= About this task =
Take the records below and set them down exactly, so that every line matches the original.

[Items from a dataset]

_ _ _

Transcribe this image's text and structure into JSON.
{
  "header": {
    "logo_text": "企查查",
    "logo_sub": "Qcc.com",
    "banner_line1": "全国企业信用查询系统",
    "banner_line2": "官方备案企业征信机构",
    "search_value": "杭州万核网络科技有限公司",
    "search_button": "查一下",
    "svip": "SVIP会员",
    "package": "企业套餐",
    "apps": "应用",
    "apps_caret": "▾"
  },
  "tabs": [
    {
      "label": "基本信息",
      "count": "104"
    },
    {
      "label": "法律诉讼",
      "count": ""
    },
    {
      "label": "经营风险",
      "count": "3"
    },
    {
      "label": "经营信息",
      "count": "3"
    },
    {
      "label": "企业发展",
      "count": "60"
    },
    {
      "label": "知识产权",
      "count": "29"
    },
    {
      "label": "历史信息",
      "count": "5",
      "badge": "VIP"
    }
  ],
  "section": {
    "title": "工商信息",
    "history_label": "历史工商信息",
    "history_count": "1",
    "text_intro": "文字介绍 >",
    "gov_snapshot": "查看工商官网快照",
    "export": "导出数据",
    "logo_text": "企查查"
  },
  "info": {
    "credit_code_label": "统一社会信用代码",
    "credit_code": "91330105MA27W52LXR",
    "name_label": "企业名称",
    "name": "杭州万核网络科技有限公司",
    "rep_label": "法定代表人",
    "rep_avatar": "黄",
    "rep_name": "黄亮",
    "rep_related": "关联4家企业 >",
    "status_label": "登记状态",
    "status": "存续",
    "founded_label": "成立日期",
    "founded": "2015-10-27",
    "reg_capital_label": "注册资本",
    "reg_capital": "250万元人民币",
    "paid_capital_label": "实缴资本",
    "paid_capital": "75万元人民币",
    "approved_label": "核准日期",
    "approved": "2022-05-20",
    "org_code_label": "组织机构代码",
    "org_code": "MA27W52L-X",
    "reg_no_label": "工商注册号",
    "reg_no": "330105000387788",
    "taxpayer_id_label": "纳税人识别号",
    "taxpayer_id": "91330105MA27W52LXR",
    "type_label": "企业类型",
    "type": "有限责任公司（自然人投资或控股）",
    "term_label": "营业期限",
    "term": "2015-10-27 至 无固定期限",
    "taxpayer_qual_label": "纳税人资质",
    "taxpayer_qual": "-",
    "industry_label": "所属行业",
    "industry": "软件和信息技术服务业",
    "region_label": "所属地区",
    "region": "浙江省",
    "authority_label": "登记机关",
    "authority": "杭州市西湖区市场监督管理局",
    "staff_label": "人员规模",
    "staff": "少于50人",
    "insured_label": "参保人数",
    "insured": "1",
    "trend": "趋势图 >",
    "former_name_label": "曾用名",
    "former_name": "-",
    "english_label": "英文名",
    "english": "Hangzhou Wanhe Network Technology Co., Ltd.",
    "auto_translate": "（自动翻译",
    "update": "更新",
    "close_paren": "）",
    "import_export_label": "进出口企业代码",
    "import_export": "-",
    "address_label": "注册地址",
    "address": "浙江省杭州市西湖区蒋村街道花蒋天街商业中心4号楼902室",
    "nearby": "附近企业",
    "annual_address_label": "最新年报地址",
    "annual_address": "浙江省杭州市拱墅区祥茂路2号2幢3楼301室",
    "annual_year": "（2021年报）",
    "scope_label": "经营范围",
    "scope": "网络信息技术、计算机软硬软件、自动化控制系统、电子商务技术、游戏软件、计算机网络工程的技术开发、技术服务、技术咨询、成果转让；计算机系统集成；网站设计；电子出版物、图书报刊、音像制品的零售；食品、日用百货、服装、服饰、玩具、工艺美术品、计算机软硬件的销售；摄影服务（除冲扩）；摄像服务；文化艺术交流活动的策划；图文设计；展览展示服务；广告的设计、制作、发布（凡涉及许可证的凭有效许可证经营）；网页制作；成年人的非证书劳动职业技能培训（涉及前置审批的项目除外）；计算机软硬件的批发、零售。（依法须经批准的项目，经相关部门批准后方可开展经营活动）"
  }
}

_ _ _

= Written solution =
Transcribe this image's text and structure into JSON.
{
  "header": {
    "logo_text": "企查查",
    "logo_sub": "Qcc.com",
    "banner_line1": "全国企业信用查询系统",
    "banner_line2": "官方备案企业征信机构",
    "search_value": "杭州万核网络科技有限公司",
    "search_button": "查一下",
    "svip": "SVIP会员",
    "package": "企业套餐",
    "apps": "应用",
    "apps_caret": "▾"
  },
  "tabs": [
    {
      "label": "基本信息",
      "count": "104"
    },
    {
      "label": "法律诉讼",
      "count": ""
    },
    {
      "label": "经营风险",
      "count": "3"
    },
    {
      "label": "经营信息",
      "count": "3"
    },
    {
      "label": "企业发展",
      "count": "60"
    },
    {
      "label": "知识产权",
      "count": "29"
    },
    {
      "label": "历史信息",
      "count": "5",
      "badge": "VIP"
    }
  ],
  "section": {
    "title": "工商信息",
    "history_label": "历史工商信息",
    "history_count": "1",
    "text_intro": "文字介绍 >",
    "gov_snapshot": "查看工商官网快照",
    "export": "导出数据",
    "logo_text": "企查查"
  },
  "info": {
    "credit_code_label": "统一社会信用代码",
    "credit_code": "91330105MA27W52LXR",
    "name_label": "企业名称",
    "name": "杭州万核网络科技有限公司",
    "rep_label": "法定代表人",
    "rep_avatar": "黄",
    "rep_name": "黄亮",
    "rep_related": "关联4家企业 >",
    "status_label": "登记状态",
    "status": "存续",
    "founded_label": "成立日期",
    "founded": "2015-10-27",
    "reg_capital_label": "注册资本",
    "reg_capital": "250万元人民币",
    "paid_capital_label": "实缴资本",
    "paid_capital": "75万元人民币",
    "approved_label": "核准日期",
    "approved": "2022-05-20",
    "org_code_label": "组织机构代码",
    "org_code": "MA27W52L-X",
    "reg_no_label": "工商注册号",
    "reg_no": "330105000387788",
    "taxpayer_id_label": "纳税人识别号",
    "taxpayer_id": "91330105MA27W52LXR",
    "type_label": "企业类型",
    "type": "有限责任公司（自然人投资或控股）",
    "term_label": "营业期限",
    "term": "2015-10-27 至 无固定期限",
    "taxpayer_qual_label": "纳税人资质",
    "taxpayer_qual": "-",
    "industry_label": "所属行业",
    "industry": "软件和信息技术服务业",
    "region_label": "所属地区",
    "region": "浙江省",
    "authority_label": "登记机关",
    "authority": "杭州市西湖区市场监督管理局",
    "staff_label": "人员规模",
    "staff": "少于50人",
    "insured_label": "参保人数",
    "insured": "1",
    "trend": "趋势图 >",
    "former_name_label": "曾用名",
    "former_name": "-",
    "english_label": "英文名",
    "english": "Hangzhou Wanhe Network Technology Co., Ltd.",
    "auto_translate": "（自动翻译",
    "update": "更新",
    "close_paren": "）",
    "import_export_label": "进出口企业代码",
    "import_export": "-",
    "address_label": "注册地址",
    "address": "浙江省杭州市西湖区蒋村街道花蒋天街商业中心4号楼902室",
    "nearby": "附近企业",
    "annual_address_label": "最新年报地址",
    "annual_address": "浙江省杭州市拱墅区祥茂路2号2幢3楼301室",
    "annual_year": "（2021年报）",
    "scope_label": "经营范围",
    "scope": "网络信息技术、计算机软硬软件、自动化控制系统、电子商务技术、游戏软件、计算机网络工程的技术开发、技术服务、技术咨询、成果转让；计算机系统集成；网站设计；电子出版物、图书报刊、音像制品的零售；食品、日用百货、服装、服饰、玩具、工艺美术品、计算机软硬件的销售；摄影服务（除冲扩）；摄像服务；文化艺术交流活动的策划；图文设计；展览展示服务；广告的设计、制作、发布（凡涉及许可证的凭有效许可证经营）；网页制作；成年人的非证书劳动职业技能培训（涉及前置审批的项目除外）；计算机软硬件的批发、零售。（依法须经批准的项目，经相关部门批准后方可开展经营活动）"
  }
}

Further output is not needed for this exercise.